Staying away from social media has given me more time to read and do what I love. I am realizing more and more that time is finite. More than we think. And I want to spend that finite time with those I love and care for. Commenting or liking on yet another glorious post on FB or Instagram is not connection for me. Those are pseudo-relationships, crafted to give you a dopamine high for an instant.
Not checking my phone constantly means that I really can be present more and more. I haven’t gone to a beach since my Instagram-ruined trip last year (My heart aches), but I can concentrate more now on just enjoying the moment. I find that I have more focus. I am not lost taking that perfect Instagram shot. I can be here. I can be there. Breathe in.
You would think that I would lose connections if I went off the 250 ‘friends’ on FB? Wrong. I instead find that I talk more. I pick up the phone and speak. Just simple communication the way it used to be before we complicated it. I have always struggled to have long conversations on the phone. I still do. But I can at least have short conversations. I like hearing the voice of a friend. I love meeting that friend in person even more. No. I don’t speak to 250 friends. Only a handful. The ones who disappeared when I left social media – well, I wish them well – but I don’t need to know about their life through broadcast messages.
I would like my friends to connect to each other with the whole smorgasbord of life changes we go through. Whenever I am at death’s door, I won’t remember some social media ‘friend’s’ comment. But I know I will remember the friend who stayed with me all my life.
I am not against the use of social media. I feel like such a hypocrite when I give workshops on social media to clients and I write like this. I believe that technology has indeed brought us closer. I found some wonderful people online who I would never have met otherwise. But it has also driven us apart. I believe we should use social media with caution. We should keep our ego aside when we communicate online. It would be nice if we can keep our ego aside any time we communicate. But that’s a topic for another day. Troll is a word best used in ‘The Hobbit.’ Let’s leave it there. And as for that horrible word, ‘blocking,’ I shudder. I have been maimed and scarred by friends I trusted who used the ‘social’ tools of blocking to cause indescribable pain and hurt.

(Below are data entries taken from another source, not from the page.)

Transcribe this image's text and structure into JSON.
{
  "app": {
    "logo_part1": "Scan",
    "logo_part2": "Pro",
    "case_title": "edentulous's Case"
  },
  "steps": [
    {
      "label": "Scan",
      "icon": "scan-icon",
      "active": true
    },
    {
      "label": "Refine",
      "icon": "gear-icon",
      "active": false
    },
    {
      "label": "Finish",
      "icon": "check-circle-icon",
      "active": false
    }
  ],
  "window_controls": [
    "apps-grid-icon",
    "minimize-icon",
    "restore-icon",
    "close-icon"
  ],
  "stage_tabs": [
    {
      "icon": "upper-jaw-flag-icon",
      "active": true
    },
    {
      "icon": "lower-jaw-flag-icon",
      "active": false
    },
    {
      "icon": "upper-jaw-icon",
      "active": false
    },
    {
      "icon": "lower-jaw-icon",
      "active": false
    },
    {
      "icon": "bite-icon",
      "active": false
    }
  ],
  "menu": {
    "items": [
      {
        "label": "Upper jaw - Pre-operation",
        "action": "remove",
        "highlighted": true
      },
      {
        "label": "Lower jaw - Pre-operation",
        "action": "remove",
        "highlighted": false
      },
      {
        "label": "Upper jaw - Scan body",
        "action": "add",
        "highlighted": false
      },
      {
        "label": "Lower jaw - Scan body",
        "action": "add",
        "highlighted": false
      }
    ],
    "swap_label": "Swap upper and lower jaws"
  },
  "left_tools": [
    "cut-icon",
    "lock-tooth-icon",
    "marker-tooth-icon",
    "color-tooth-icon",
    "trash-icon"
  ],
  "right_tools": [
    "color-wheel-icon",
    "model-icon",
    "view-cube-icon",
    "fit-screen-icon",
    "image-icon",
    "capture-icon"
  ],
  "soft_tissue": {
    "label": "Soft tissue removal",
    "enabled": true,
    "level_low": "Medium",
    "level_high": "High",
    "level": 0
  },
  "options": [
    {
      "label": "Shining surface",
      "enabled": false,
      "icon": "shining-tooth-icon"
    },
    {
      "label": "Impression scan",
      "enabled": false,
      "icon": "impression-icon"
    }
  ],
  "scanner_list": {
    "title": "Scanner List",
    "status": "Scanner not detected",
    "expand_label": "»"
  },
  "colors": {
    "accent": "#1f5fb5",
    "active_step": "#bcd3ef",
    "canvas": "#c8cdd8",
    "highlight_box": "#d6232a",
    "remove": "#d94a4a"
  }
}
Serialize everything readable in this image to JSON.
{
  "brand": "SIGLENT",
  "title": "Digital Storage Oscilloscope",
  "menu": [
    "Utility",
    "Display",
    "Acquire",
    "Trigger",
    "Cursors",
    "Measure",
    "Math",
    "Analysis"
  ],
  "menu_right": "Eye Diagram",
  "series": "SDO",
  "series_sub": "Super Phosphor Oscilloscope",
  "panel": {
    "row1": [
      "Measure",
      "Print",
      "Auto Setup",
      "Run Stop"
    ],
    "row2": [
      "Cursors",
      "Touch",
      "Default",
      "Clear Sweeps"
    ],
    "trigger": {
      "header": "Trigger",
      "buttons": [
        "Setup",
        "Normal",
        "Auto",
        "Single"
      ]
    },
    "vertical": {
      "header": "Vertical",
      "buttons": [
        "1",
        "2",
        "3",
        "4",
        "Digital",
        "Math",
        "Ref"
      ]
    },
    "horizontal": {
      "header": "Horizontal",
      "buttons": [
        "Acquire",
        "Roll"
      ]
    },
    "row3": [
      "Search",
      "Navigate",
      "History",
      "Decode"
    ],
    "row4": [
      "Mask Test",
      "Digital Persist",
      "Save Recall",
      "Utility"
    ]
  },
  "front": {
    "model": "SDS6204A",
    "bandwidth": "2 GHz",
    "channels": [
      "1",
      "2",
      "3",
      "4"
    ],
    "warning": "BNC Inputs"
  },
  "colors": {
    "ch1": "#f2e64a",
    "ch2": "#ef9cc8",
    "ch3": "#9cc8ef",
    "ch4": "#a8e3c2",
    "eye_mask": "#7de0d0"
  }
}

We should remember that we use social media to connect – use these platforms to like and comment by all means, but don’t leave it at just that.
Please reach out more. Our parents and grandparents built long-lasting friendships without WhatsApp and FB. We can do that too.
Pick up the phone. Don’t use the phone for just texting. But actually speak.
Meet. And when you do, please keep aside your phone. (I am so tired of people who talk to their phones instead of to the person in front of them. If you want to meet me, please meet me without your phone in sight).
Write letters. Not just emails. Actual handwritten letters.
Take a digital detox now and then. Switch off the phone or deactivate your social media accounts for a while.
FOMO is sometimes just hype. I like to think of FOMO as the Fun Of Missing Out. Not the Fear. Just what is it that we think we miss out if we are not on social media? I have no idea if my friend from high school got married in the year I have been away. Does it matter to me? No. I don’t know about all the endless vacations others have taken. If I am single, I don’t feel sad because everyone seems to be coupling up and showing cuddly photos. If I am in a relationship, I don’t feel sad that the single ones seem to be really living it up while I fight with my partner. But really. We are NOT missing out on anything. Social media is not a substitute for actual interaction.
Scroll sparingly. Follow only those who really mean something to you in your life. Celebrities, usually, are out of that list.